Give the listing again word for word. Leave every image out.

[Records supplied]

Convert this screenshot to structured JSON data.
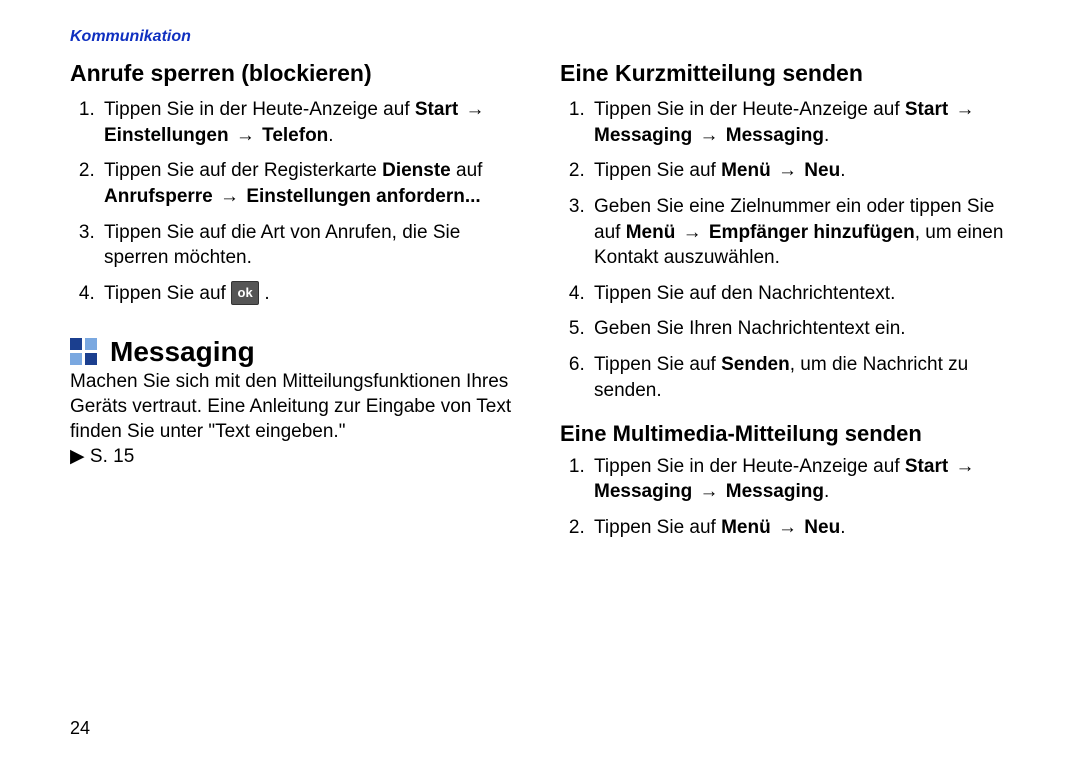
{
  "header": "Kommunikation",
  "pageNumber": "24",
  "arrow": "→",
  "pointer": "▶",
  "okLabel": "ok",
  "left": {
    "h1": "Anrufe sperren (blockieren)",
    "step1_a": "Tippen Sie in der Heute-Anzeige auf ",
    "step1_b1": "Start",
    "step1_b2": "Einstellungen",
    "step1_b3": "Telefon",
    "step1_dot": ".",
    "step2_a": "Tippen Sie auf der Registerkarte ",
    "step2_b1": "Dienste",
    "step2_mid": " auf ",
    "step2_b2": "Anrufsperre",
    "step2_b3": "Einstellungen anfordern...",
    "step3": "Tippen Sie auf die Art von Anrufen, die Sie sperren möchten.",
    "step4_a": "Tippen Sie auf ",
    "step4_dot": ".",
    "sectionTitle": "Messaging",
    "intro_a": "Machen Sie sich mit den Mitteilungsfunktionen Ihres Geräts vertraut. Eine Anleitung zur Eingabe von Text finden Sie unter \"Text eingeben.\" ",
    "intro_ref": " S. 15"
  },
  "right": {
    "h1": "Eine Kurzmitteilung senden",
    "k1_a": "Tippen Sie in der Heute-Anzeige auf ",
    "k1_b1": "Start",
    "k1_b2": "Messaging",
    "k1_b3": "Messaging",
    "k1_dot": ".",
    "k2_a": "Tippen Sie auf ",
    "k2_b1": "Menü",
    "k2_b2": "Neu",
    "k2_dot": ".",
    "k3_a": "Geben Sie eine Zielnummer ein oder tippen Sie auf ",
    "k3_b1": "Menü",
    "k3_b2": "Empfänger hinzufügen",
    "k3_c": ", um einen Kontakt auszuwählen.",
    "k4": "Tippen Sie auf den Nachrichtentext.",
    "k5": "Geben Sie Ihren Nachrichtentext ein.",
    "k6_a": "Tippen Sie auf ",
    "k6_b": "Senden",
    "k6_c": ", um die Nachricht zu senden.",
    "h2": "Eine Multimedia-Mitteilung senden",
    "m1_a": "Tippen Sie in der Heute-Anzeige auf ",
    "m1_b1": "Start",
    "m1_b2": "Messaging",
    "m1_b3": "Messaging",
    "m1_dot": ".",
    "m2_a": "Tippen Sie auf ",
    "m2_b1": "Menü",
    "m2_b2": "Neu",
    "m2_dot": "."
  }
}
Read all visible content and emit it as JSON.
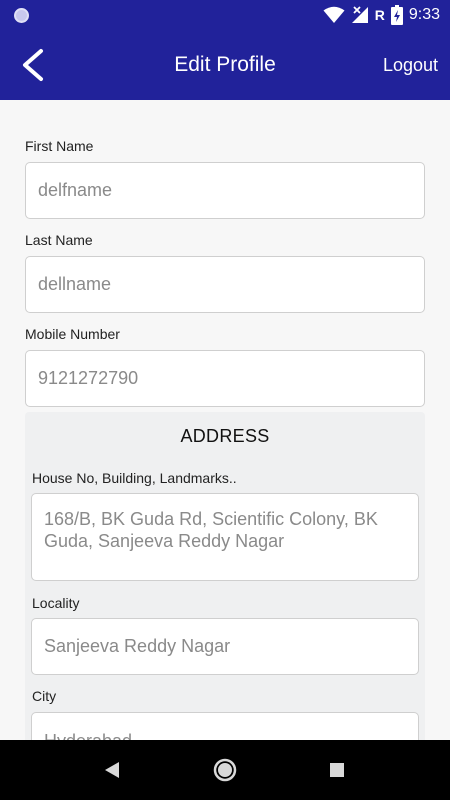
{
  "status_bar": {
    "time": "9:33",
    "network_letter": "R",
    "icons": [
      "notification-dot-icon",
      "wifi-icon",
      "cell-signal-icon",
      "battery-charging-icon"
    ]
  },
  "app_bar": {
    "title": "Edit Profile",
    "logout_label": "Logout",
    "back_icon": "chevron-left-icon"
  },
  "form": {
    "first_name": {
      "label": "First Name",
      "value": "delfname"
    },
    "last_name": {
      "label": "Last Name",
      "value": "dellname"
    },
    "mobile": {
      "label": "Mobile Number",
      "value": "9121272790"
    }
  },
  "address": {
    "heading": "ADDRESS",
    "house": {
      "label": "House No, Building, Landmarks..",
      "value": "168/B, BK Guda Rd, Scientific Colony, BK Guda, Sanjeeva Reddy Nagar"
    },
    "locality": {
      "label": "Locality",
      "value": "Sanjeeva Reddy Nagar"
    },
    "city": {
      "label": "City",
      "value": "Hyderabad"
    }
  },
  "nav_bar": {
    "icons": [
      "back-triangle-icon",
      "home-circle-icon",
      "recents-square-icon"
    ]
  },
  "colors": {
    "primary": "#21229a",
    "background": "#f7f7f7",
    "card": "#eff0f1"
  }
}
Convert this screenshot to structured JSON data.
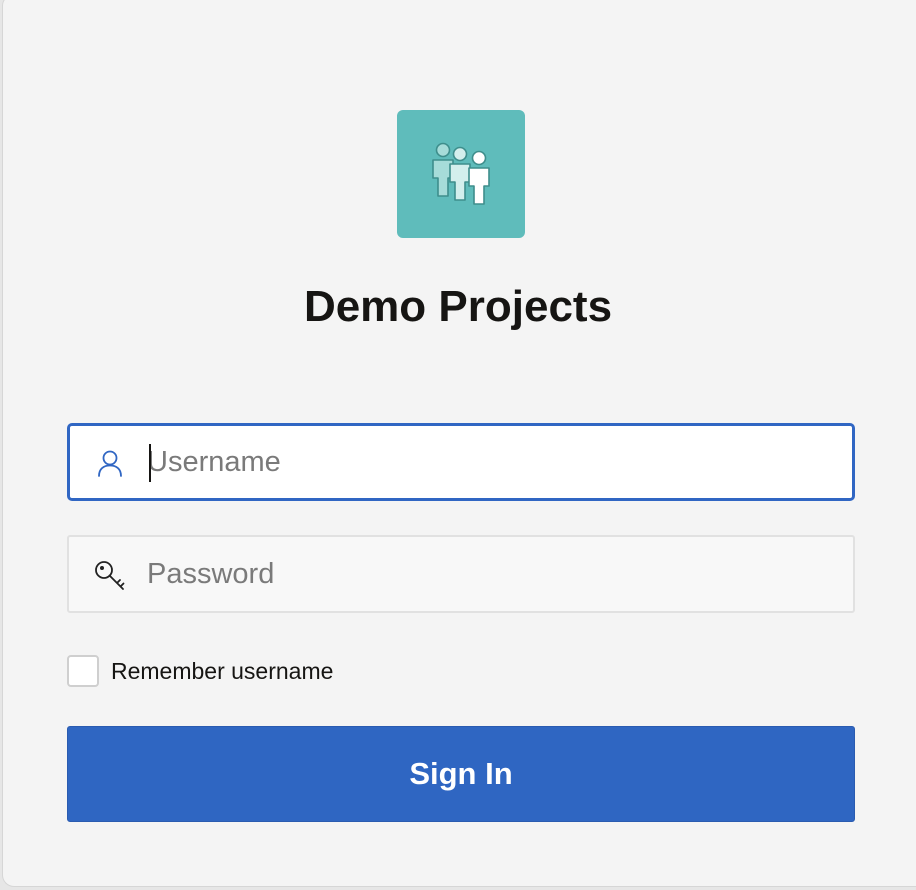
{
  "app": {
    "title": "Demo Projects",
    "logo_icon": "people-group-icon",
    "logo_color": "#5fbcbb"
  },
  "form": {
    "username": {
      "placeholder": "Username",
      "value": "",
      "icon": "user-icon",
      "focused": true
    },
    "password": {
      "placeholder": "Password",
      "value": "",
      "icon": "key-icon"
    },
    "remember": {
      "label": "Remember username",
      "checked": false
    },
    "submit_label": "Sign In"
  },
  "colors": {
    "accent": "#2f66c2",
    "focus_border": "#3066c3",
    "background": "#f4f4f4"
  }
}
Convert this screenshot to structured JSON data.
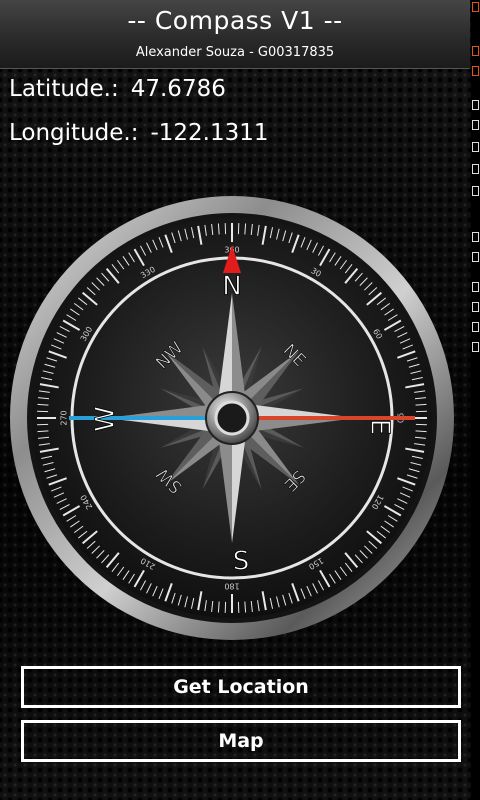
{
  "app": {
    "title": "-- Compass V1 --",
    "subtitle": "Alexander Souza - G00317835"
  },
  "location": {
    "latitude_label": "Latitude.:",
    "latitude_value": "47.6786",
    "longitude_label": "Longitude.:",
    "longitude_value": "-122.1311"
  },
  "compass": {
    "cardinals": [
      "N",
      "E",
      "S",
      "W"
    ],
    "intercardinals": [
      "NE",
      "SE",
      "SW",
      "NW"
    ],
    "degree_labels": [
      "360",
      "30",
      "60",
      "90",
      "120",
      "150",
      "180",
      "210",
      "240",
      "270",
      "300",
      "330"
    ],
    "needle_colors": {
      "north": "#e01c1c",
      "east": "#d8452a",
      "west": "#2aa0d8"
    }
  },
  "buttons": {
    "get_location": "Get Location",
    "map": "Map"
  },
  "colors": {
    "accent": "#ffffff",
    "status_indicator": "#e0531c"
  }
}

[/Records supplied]

(Task output):
Convert this screenshot to structured JSON data.
{
  "header": "Kommunikation",
  "pageNumber": "24",
  "arrow": "→",
  "pointer": "▶",
  "okLabel": "ok",
  "left": {
    "h1": "Anrufe sperren (blockieren)",
    "step1_a": "Tippen Sie in der Heute-Anzeige auf ",
    "step1_b1": "Start",
    "step1_b2": "Einstellungen",
    "step1_b3": "Telefon",
    "step1_dot": ".",
    "step2_a": "Tippen Sie auf der Registerkarte ",
    "step2_b1": "Dienste",
    "step2_mid": " auf ",
    "step2_b2": "Anrufsperre",
    "step2_b3": "Einstellungen anfordern...",
    "step3": "Tippen Sie auf die Art von Anrufen, die Sie sperren möchten.",
    "step4_a": "Tippen Sie auf ",
    "step4_dot": ".",
    "sectionTitle": "Messaging",
    "intro_a": "Machen Sie sich mit den Mitteilungsfunktionen Ihres Geräts vertraut. Eine Anleitung zur Eingabe von Text finden Sie unter \"Text eingeben.\" ",
    "intro_ref": " S. 15"
  },
  "right": {
    "h1": "Eine Kurzmitteilung senden",
    "k1_a": "Tippen Sie in der Heute-Anzeige auf ",
    "k1_b1": "Start",
    "k1_b2": "Messaging",
    "k1_b3": "Messaging",
    "k1_dot": ".",
    "k2_a": "Tippen Sie auf ",
    "k2_b1": "Menü",
    "k2_b2": "Neu",
    "k2_dot": ".",
    "k3_a": "Geben Sie eine Zielnummer ein oder tippen Sie auf ",
    "k3_b1": "Menü",
    "k3_b2": "Empfänger hinzufügen",
    "k3_c": ", um einen Kontakt auszuwählen.",
    "k4": "Tippen Sie auf den Nachrichtentext.",
    "k5": "Geben Sie Ihren Nachrichtentext ein.",
    "k6_a": "Tippen Sie auf ",
    "k6_b": "Senden",
    "k6_c": ", um die Nachricht zu senden.",
    "h2": "Eine Multimedia-Mitteilung senden",
    "m1_a": "Tippen Sie in der Heute-Anzeige auf ",
    "m1_b1": "Start",
    "m1_b2": "Messaging",
    "m1_b3": "Messaging",
    "m1_dot": ".",
    "m2_a": "Tippen Sie auf ",
    "m2_b1": "Menü",
    "m2_b2": "Neu",
    "m2_dot": "."
  }
}
Read all visible content and emit it as JSON.
{
  "status_bar": {
    "time": "9:33",
    "network_letter": "R",
    "icons": [
      "notification-dot-icon",
      "wifi-icon",
      "cell-signal-icon",
      "battery-charging-icon"
    ]
  },
  "app_bar": {
    "title": "Edit Profile",
    "logout_label": "Logout",
    "back_icon": "chevron-left-icon"
  },
  "form": {
    "first_name": {
      "label": "First Name",
      "value": "delfname"
    },
    "last_name": {
      "label": "Last Name",
      "value": "dellname"
    },
    "mobile": {
      "label": "Mobile Number",
      "value": "9121272790"
    }
  },
  "address": {
    "heading": "ADDRESS",
    "house": {
      "label": "House No, Building, Landmarks..",
      "value": "168/B, BK Guda Rd, Scientific Colony, BK Guda, Sanjeeva Reddy Nagar"
    },
    "locality": {
      "label": "Locality",
      "value": "Sanjeeva Reddy Nagar"
    },
    "city": {
      "label": "City",
      "value": "Hyderabad"
    }
  },
  "nav_bar": {
    "icons": [
      "back-triangle-icon",
      "home-circle-icon",
      "recents-square-icon"
    ]
  },
  "colors": {
    "primary": "#21229a",
    "background": "#f7f7f7",
    "card": "#eff0f1"
  }
}
Convert this screenshot to structured JSON data.
{
  "app": {
    "title": "Demo Projects",
    "logo_icon": "people-group-icon",
    "logo_color": "#5fbcbb"
  },
  "form": {
    "username": {
      "placeholder": "Username",
      "value": "",
      "icon": "user-icon",
      "focused": true
    },
    "password": {
      "placeholder": "Password",
      "value": "",
      "icon": "key-icon"
    },
    "remember": {
      "label": "Remember username",
      "checked": false
    },
    "submit_label": "Sign In"
  },
  "colors": {
    "accent": "#2f66c2",
    "focus_border": "#3066c3",
    "background": "#f4f4f4"
  }
}
Convert this screenshot to structured JSON data.
{
  "app": {
    "title": "-- Compass V1 --",
    "subtitle": "Alexander Souza - G00317835"
  },
  "location": {
    "latitude_label": "Latitude.:",
    "latitude_value": "47.6786",
    "longitude_label": "Longitude.:",
    "longitude_value": "-122.1311"
  },
  "compass": {
    "cardinals": [
      "N",
      "E",
      "S",
      "W"
    ],
    "intercardinals": [
      "NE",
      "SE",
      "SW",
      "NW"
    ],
    "degree_labels": [
      "360",
      "30",
      "60",
      "90",
      "120",
      "150",
      "180",
      "210",
      "240",
      "270",
      "300",
      "330"
    ],
    "needle_colors": {
      "north": "#e01c1c",
      "east": "#d8452a",
      "west": "#2aa0d8"
    }
  },
  "buttons": {
    "get_location": "Get Location",
    "map": "Map"
  },
  "colors": {
    "accent": "#ffffff",
    "status_indicator": "#e0531c"
  }
}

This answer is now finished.